It’s not good to be around too much doubt and negativity. In his interview with Omar Ellatar, Ed Mylett said he intentionally tries to stay in social circles where he’s the furthest behind. Rather than being the leader, or the one everyone is looking to for positive motivation, sometimes, it’s good to have mentors and people who can uplift you also.
You can check out that interview here:
7. Commit to Your Destiny even in the Face of Rejection
The bottom line in life is your life was given to you for a purpose. Your purpose is not to please everybody, but to please your Maker.
In your pursuit to accomplish your purpose, you may experience jealousy, envy, disgust, and disdain, but you have to keep your focus on fulfilling your purpose, and allow those who are frustrated by your pursuit to deal with their feelings on their own.
8. Be Persistent
Don’t give up. Rejection can be hurtful, sad, and disorienting, but persist towards living an impactful, purpose-driven life.
Final Words on How To Overcome Fear of Rejection
The goal of this article was to show you how to overcome fear of rejection. Rejection is something most people have to deal with several times in life, and learning to overcome the fear can be very liberating.
If you have questions or concerns about this, don’t hesitate to leave them in the comments section.

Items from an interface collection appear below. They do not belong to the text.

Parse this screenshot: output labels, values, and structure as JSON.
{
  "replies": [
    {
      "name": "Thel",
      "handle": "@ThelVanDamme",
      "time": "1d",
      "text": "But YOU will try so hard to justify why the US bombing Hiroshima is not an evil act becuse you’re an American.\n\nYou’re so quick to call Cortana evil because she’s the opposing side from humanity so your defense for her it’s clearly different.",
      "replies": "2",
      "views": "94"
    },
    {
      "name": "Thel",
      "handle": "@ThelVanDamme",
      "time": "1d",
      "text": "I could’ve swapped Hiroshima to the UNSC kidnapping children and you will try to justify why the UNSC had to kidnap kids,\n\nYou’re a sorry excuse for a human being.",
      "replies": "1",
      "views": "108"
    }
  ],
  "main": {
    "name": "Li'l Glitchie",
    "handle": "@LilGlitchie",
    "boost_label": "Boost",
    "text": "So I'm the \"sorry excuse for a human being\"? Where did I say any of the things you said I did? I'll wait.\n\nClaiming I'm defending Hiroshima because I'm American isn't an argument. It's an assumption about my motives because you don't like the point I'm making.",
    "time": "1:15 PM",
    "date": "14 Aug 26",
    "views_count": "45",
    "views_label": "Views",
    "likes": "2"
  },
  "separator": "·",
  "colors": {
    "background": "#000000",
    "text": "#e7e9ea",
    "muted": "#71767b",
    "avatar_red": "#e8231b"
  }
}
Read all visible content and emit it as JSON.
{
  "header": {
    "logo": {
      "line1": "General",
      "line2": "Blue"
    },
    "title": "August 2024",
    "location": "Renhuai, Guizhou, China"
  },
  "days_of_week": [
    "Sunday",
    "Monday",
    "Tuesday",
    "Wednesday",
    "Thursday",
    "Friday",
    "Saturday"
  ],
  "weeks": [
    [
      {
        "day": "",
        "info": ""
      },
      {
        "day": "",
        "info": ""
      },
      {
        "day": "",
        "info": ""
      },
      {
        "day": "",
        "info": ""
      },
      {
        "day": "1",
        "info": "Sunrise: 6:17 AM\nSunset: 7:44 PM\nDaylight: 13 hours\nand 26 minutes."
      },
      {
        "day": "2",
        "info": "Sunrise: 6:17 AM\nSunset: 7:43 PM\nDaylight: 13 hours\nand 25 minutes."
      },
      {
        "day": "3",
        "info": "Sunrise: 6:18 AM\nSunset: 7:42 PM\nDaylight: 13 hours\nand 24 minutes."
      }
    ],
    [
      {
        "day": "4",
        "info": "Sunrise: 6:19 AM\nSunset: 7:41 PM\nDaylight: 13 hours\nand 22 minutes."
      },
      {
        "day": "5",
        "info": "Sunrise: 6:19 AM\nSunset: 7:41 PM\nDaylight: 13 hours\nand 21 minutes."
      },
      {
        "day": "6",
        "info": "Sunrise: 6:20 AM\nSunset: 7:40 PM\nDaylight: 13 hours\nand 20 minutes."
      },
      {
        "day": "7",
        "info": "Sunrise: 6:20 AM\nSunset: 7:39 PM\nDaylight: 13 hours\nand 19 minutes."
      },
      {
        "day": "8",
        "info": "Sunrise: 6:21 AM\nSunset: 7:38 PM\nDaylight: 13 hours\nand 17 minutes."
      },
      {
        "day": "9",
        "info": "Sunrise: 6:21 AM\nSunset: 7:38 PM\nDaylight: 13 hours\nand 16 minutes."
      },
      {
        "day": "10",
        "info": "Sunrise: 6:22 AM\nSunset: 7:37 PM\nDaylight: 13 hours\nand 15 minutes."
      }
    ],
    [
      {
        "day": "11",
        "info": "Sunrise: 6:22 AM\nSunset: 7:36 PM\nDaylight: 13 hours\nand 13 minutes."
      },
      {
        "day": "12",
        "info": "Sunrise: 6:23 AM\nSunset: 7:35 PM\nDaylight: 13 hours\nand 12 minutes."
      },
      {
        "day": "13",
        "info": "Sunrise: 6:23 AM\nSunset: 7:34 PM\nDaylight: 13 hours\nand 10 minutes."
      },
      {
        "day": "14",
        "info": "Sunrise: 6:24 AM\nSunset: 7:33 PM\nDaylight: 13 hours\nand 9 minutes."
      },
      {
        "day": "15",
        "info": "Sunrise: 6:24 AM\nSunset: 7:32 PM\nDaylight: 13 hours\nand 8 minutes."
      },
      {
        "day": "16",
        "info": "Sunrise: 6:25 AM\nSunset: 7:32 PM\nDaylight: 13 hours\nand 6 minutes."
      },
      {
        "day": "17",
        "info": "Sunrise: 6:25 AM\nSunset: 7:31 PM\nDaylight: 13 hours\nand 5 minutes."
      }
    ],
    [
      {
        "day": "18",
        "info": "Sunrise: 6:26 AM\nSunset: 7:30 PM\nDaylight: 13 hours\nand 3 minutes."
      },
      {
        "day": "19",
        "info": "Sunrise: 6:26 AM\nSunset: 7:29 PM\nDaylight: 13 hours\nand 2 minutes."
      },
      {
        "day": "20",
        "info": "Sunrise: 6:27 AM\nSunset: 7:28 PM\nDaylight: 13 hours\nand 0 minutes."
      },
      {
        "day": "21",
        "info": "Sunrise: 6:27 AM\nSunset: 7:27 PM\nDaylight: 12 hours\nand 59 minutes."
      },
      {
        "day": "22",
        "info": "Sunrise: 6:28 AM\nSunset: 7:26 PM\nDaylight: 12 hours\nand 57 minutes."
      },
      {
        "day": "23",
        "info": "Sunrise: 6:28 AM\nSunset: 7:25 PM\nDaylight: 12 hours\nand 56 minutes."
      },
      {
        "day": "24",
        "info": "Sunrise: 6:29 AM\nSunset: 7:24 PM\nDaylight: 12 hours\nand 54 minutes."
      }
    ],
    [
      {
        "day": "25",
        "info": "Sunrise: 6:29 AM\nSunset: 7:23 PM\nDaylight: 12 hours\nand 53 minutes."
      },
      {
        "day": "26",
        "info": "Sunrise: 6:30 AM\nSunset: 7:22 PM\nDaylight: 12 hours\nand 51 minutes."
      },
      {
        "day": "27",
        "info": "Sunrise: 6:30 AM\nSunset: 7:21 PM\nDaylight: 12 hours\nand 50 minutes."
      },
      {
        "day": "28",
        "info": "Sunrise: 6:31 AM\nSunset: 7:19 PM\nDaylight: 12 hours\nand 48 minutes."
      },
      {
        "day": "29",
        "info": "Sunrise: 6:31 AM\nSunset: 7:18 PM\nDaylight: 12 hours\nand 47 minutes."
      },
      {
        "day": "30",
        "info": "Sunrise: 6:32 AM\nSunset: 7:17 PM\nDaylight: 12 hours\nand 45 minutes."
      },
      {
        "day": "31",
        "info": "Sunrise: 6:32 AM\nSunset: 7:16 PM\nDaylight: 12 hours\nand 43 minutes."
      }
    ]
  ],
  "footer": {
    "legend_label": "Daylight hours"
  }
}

I’d love to help you out! If you’d like to grow a business, check out my free e-course. It’s a framework to grow a business: from idea to enterprise. Check out my free e-course here.
Now, it’s Your Turn…
Have you overcome fear of rejection before? What did you do? Have you noticed an area where you’re paralyzed by rejection? What do you think you’ll do about it now?